A supplement is therefore important when you are pregnant, more so for the woman than the unborn child. In fact many women start pre-natal vitamins before they get pregnant just to create as much vitamin stores as possible.

So how much vitamins does our body need?

This handy table will identify the required nutrient requirement. It might be difficult to measure just how much of this nutrient you are getting from food, but it can also help when you need to select a supplement.

VitaminMen (Daily Amount)Women (Daily Amount)Kids (Daily Amount)Teens (Daily Amount)Common Unit
A900 mcg700 mcg400 mcg600 mcgMicrograms (mcg)
B1 (Thiamine)1.2 mg1.1 mg0.6 mg0.9 mgMilligrams (mg)
B2 (Riboflavin)1.3 mg1.1 mg0.6 mg0.9 mgMilligrams (mg)
B3 (Niacin)16 mg14 mg8 mg12 mgMilligrams (mg)
B5 (Pantothenic Acid)5 mg5 mg3 mg4 mgMilligrams (mg)
B6 (Pyridoxine)1.3 mg1.3 mg0.6 mg1 mgMilligrams (mg)
B7 (Biotin)30 mcg30 mcg12 mcg20 mcgMicrograms (mcg)
B9 (Folate)400 mcg400 mcg200 mcg300 mcgMicrograms (mcg)
B12 (Cobalamin)2.4 mcg2.4 mcg1.2 mcg1.8 mcgMicrograms (mcg)
C90 mg75 mg25 mg45 mgMilligrams (mg)
D15 mcg (600 IU)15 mcg (600 IU)15 mcg (600 IU)15 mcg (600 IU)Micrograms (mcg) or International Units (IU)
E15 mg15 mg7 mg11 mgMilligrams (mg)
K120 mcg90 mcg55 mcg75 mcgMicrograms (mcg)

Please note that:

  • These values are general guidelines for different age groups.
  • The recommended amounts for kids and teens are averages which might vary depending on specific age, growth rate, and health status.
  • For adults, it’s important to adjust these amounts based on individual needs, and consultation with a healthcare provider is recommended for tailored dietary advice.

Now you have a general idea of how much of common vitamins your body needs. Lets dig in further to provide some sources of these vitamins. Keep in mind that this is just a summary. These vitamins might be found in other food sources.

VitaminPrimary FunctionsCommon Sources
AVision, immune function, skin healthCarrots, sweet potatoes, spinach
B1 (Thiamine)Energy production, nerve functionPork, sunflower seeds, whole grains
B2 (Riboflavin)Energy production, skin and eye healthMilk, eggs, almonds
B3 (Niacin)Energy production, DNA repair, skin healthChicken, tuna, lentils
B5 (Pantothenic Acid)Hormone production, energy productionChicken, beef, mushrooms
B6 (Pyridoxine)Protein metabolism, cognitive developmentChickpeas, bananas, potatoes
B7 (Biotin)Fat synthesis, amino acid metabolismEggs, almonds, spinach
B9 (Folate)DNA synthesis, fetal developmentLeafy greens, beans, citrus fruits
B12 (Cobalamin)Nerve function, red blood cell productionMeat, dairy products, fortified cereals
CAntioxidant, skin health, immune functionOranges, strawberries, bell peppers
DBone health, immune functionFortified dairy, fatty fish, sunlight
EAntioxidant, skin healthSunflower seeds, almonds, spinach
KBlood clotting, bone metabolismKale, spinach, broccoli

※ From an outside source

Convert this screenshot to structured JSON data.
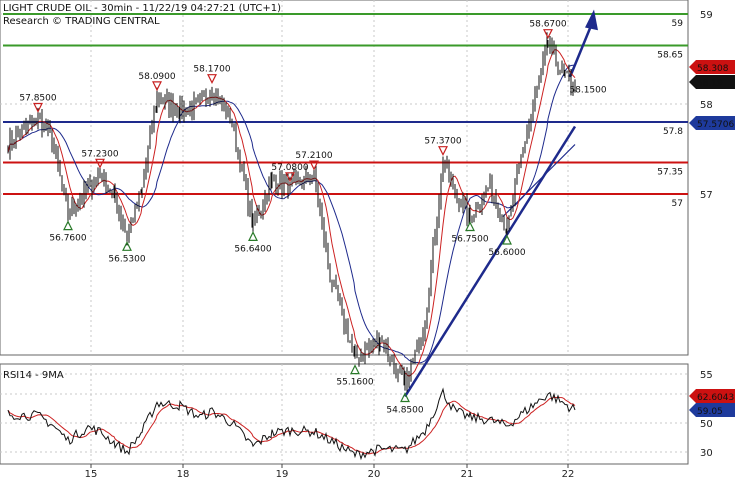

Each vitamin plays a unique role in maintaining various bodily functions, and obtaining them from a diverse diet helps ensure overall health.